(Beginning of Given records)
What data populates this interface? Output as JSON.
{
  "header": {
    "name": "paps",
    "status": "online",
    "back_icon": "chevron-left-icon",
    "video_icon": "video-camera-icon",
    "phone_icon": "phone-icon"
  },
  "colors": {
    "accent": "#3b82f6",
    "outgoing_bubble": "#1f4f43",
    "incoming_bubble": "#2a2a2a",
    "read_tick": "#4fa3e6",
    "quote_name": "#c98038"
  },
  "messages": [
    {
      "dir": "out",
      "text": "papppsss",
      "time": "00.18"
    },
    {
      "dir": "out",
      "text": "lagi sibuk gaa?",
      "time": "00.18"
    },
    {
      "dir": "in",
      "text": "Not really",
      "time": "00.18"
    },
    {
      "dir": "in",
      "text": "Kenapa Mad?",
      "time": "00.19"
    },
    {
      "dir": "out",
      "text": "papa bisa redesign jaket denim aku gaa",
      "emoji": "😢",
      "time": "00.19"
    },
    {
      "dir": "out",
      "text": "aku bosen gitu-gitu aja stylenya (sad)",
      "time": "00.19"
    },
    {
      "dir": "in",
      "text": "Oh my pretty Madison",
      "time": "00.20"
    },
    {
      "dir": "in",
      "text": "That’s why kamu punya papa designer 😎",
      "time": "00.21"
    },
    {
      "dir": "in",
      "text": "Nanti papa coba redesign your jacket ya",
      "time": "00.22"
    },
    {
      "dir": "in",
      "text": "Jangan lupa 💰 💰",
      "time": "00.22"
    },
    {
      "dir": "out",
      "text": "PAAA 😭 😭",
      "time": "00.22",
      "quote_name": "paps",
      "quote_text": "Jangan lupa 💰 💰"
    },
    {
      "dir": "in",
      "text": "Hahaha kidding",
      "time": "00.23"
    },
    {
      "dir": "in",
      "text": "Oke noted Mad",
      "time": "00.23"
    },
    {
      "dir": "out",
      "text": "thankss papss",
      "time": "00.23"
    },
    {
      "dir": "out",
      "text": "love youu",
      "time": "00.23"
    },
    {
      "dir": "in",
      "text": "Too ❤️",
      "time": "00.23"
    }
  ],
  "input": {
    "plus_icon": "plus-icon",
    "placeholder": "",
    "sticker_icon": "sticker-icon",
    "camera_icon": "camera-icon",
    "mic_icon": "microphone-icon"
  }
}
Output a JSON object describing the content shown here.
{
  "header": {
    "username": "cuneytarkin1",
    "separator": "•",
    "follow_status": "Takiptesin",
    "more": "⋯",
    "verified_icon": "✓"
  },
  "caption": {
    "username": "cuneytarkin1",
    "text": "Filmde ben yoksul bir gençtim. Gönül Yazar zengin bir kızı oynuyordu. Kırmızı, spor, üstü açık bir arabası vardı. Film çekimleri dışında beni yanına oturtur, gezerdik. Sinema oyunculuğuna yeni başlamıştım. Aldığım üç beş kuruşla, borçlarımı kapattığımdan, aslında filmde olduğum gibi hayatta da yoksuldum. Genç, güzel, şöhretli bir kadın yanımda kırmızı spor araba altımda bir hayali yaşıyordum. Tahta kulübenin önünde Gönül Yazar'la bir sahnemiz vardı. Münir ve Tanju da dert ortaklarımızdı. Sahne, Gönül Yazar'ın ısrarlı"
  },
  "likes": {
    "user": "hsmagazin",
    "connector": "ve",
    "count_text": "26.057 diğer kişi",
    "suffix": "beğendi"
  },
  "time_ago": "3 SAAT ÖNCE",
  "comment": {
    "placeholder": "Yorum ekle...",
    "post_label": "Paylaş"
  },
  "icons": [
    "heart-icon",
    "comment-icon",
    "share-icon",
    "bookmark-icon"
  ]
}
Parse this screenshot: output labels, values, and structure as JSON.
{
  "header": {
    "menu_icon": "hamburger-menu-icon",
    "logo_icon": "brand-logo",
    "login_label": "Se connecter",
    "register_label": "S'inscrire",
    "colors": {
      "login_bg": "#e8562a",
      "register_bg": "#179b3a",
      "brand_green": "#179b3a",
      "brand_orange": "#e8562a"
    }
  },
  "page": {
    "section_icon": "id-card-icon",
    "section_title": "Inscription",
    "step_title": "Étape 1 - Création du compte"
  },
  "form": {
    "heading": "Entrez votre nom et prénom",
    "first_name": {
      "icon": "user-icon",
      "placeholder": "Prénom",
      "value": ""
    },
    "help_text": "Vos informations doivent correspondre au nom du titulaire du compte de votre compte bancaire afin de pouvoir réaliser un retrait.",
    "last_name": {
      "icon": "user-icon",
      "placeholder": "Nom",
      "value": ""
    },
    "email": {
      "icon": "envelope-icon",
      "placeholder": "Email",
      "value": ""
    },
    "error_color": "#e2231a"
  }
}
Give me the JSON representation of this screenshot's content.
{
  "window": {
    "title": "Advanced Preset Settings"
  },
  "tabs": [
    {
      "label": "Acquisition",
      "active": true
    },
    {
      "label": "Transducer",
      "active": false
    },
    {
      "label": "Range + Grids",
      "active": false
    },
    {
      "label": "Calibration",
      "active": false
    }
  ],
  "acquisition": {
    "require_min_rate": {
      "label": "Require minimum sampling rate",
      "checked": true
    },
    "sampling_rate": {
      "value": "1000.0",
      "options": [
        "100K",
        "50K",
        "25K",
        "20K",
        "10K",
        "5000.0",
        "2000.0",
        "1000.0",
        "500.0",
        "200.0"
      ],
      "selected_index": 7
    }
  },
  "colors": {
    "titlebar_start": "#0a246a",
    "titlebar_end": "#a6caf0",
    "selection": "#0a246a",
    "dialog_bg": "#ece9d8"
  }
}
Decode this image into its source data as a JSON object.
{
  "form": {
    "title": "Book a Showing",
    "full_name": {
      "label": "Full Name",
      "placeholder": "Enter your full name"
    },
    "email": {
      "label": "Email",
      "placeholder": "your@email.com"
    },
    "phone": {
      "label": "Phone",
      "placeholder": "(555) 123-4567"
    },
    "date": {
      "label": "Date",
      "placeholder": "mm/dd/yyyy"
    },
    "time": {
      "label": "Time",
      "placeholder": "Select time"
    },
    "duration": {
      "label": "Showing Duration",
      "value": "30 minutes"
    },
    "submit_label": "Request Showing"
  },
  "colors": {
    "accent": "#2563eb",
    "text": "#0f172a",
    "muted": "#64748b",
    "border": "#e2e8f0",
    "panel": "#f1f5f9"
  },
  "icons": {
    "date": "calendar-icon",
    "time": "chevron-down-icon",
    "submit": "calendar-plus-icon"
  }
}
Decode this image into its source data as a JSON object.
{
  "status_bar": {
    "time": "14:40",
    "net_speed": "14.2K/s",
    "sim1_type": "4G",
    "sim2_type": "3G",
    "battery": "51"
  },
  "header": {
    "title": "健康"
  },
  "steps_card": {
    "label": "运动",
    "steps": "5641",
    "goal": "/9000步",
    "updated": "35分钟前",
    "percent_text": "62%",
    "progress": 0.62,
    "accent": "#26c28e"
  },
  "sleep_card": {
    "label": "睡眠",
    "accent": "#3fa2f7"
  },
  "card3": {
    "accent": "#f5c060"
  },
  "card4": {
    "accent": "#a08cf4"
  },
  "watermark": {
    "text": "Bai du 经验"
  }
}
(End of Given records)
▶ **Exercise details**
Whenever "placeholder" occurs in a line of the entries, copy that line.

▶ **Solution for this exercise**
    "placeholder": "",
    "placeholder": "Yorum ekle...",
      "placeholder": "Prénom",
      "placeholder": "Nom",
      "placeholder": "Email",
      "placeholder": "Enter your full name"
      "placeholder": "your@email.com"
      "placeholder": "(555) 123-4567"
      "placeholder": "mm/dd/yyyy"
      "placeholder": "Select time"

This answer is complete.